• **Your task**
Each line below should be copied exactly as it stands.

Saved entries
§ §

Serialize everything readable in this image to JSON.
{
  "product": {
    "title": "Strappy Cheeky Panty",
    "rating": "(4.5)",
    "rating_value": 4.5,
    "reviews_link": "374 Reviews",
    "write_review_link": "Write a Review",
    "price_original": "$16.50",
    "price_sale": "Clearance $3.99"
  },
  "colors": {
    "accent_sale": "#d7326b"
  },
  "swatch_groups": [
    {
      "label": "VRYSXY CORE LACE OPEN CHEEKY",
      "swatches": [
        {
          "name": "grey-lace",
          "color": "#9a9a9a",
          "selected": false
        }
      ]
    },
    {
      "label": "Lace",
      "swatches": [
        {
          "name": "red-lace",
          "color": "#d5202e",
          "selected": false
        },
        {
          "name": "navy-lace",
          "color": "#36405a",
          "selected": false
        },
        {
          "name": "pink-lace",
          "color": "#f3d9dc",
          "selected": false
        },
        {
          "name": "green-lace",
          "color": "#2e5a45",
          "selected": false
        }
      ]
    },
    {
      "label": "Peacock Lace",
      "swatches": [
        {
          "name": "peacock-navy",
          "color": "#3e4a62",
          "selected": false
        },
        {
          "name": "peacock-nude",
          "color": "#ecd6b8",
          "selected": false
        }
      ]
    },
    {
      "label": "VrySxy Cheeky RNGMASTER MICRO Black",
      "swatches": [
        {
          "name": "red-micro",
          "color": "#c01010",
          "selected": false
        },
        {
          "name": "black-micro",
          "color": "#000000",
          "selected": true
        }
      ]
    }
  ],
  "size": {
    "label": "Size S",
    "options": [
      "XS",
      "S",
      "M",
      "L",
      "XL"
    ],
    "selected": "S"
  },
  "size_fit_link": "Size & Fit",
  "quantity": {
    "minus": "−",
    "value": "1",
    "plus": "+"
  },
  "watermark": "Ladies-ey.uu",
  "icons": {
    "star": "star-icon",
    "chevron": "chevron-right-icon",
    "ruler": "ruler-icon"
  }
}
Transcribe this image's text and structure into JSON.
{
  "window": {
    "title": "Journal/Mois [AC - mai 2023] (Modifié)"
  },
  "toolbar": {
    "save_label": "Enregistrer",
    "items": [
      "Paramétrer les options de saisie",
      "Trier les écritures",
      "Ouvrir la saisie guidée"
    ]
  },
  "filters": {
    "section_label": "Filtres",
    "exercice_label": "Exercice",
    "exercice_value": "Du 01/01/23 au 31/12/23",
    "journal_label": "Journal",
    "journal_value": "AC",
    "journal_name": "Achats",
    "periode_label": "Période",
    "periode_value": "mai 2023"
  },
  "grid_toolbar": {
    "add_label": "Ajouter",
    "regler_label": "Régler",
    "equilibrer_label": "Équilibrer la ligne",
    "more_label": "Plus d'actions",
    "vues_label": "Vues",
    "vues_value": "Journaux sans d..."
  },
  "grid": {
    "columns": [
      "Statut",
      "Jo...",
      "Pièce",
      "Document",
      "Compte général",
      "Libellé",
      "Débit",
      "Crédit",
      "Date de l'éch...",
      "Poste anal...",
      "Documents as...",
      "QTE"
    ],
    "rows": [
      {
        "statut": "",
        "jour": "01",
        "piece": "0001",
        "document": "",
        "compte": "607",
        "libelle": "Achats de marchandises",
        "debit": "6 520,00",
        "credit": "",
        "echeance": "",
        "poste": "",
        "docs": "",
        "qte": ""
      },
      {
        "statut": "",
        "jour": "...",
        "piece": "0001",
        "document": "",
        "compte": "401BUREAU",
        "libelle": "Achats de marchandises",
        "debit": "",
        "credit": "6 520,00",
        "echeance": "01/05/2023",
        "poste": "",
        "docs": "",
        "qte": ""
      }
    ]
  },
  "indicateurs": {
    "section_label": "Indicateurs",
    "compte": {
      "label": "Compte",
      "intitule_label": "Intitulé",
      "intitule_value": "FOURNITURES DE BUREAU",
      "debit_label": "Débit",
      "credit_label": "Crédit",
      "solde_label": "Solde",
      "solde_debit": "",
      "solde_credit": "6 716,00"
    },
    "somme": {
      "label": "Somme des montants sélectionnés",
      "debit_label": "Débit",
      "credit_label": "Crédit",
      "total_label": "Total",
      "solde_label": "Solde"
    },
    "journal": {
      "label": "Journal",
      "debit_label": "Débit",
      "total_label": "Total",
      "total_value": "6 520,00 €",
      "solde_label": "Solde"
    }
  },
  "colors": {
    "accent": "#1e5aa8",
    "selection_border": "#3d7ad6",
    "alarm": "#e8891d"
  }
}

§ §

• **Result for this task**
Serialize everything readable in this image to JSON.
{
  "product": {
    "title": "Strappy Cheeky Panty",
    "rating": "(4.5)",
    "rating_value": 4.5,
    "reviews_link": "374 Reviews",
    "write_review_link": "Write a Review",
    "price_original": "$16.50",
    "price_sale": "Clearance $3.99"
  },
  "colors": {
    "accent_sale": "#d7326b"
  },
  "swatch_groups": [
    {
      "label": "VRYSXY CORE LACE OPEN CHEEKY",
      "swatches": [
        {
          "name": "grey-lace",
          "color": "#9a9a9a",
          "selected": false
        }
      ]
    },
    {
      "label": "Lace",
      "swatches": [
        {
          "name": "red-lace",
          "color": "#d5202e",
          "selected": false
        },
        {
          "name": "navy-lace",
          "color": "#36405a",
          "selected": false
        },
        {
          "name": "pink-lace",
          "color": "#f3d9dc",
          "selected": false
        },
        {
          "name": "green-lace",
          "color": "#2e5a45",
          "selected": false
        }
      ]
    },
    {
      "label": "Peacock Lace",
      "swatches": [
        {
          "name": "peacock-navy",
          "color": "#3e4a62",
          "selected": false
        },
        {
          "name": "peacock-nude",
          "color": "#ecd6b8",
          "selected": false
        }
      ]
    },
    {
      "label": "VrySxy Cheeky RNGMASTER MICRO Black",
      "swatches": [
        {
          "name": "red-micro",
          "color": "#c01010",
          "selected": false
        },
        {
          "name": "black-micro",
          "color": "#000000",
          "selected": true
        }
      ]
    }
  ],
  "size": {
    "label": "Size S",
    "options": [
      "XS",
      "S",
      "M",
      "L",
      "XL"
    ],
    "selected": "S"
  },
  "size_fit_link": "Size & Fit",
  "quantity": {
    "minus": "−",
    "value": "1",
    "plus": "+"
  },
  "watermark": "Ladies-ey.uu",
  "icons": {
    "star": "star-icon",
    "chevron": "chevron-right-icon",
    "ruler": "ruler-icon"
  }
}
Transcribe this image's text and structure into JSON.
{
  "window": {
    "title": "Journal/Mois [AC - mai 2023] (Modifié)"
  },
  "toolbar": {
    "save_label": "Enregistrer",
    "items": [
      "Paramétrer les options de saisie",
      "Trier les écritures",
      "Ouvrir la saisie guidée"
    ]
  },
  "filters": {
    "section_label": "Filtres",
    "exercice_label": "Exercice",
    "exercice_value": "Du 01/01/23 au 31/12/23",
    "journal_label": "Journal",
    "journal_value": "AC",
    "journal_name": "Achats",
    "periode_label": "Période",
    "periode_value": "mai 2023"
  },
  "grid_toolbar": {
    "add_label": "Ajouter",
    "regler_label": "Régler",
    "equilibrer_label": "Équilibrer la ligne",
    "more_label": "Plus d'actions",
    "vues_label": "Vues",
    "vues_value": "Journaux sans d..."
  },
  "grid": {
    "columns": [
      "Statut",
      "Jo...",
      "Pièce",
      "Document",
      "Compte général",
      "Libellé",
      "Débit",
      "Crédit",
      "Date de l'éch...",
      "Poste anal...",
      "Documents as...",
      "QTE"
    ],
    "rows": [
      {
        "statut": "",
        "jour": "01",
        "piece": "0001",
        "document": "",
        "compte": "607",
        "libelle": "Achats de marchandises",
        "debit": "6 520,00",
        "credit": "",
        "echeance": "",
        "poste": "",
        "docs": "",
        "qte": ""
      },
      {
        "statut": "",
        "jour": "...",
        "piece": "0001",
        "document": "",
        "compte": "401BUREAU",
        "libelle": "Achats de marchandises",
        "debit": "",
        "credit": "6 520,00",
        "echeance": "01/05/2023",
        "poste": "",
        "docs": "",
        "qte": ""
      }
    ]
  },
  "indicateurs": {
    "section_label": "Indicateurs",
    "compte": {
      "label": "Compte",
      "intitule_label": "Intitulé",
      "intitule_value": "FOURNITURES DE BUREAU",
      "debit_label": "Débit",
      "credit_label": "Crédit",
      "solde_label": "Solde",
      "solde_debit": "",
      "solde_credit": "6 716,00"
    },
    "somme": {
      "label": "Somme des montants sélectionnés",
      "debit_label": "Débit",
      "credit_label": "Crédit",
      "total_label": "Total",
      "solde_label": "Solde"
    },
    "journal": {
      "label": "Journal",
      "debit_label": "Débit",
      "total_label": "Total",
      "total_value": "6 520,00 €",
      "solde_label": "Solde"
    }
  },
  "colors": {
    "accent": "#1e5aa8",
    "selection_border": "#3d7ad6",
    "alarm": "#e8891d"
  }
}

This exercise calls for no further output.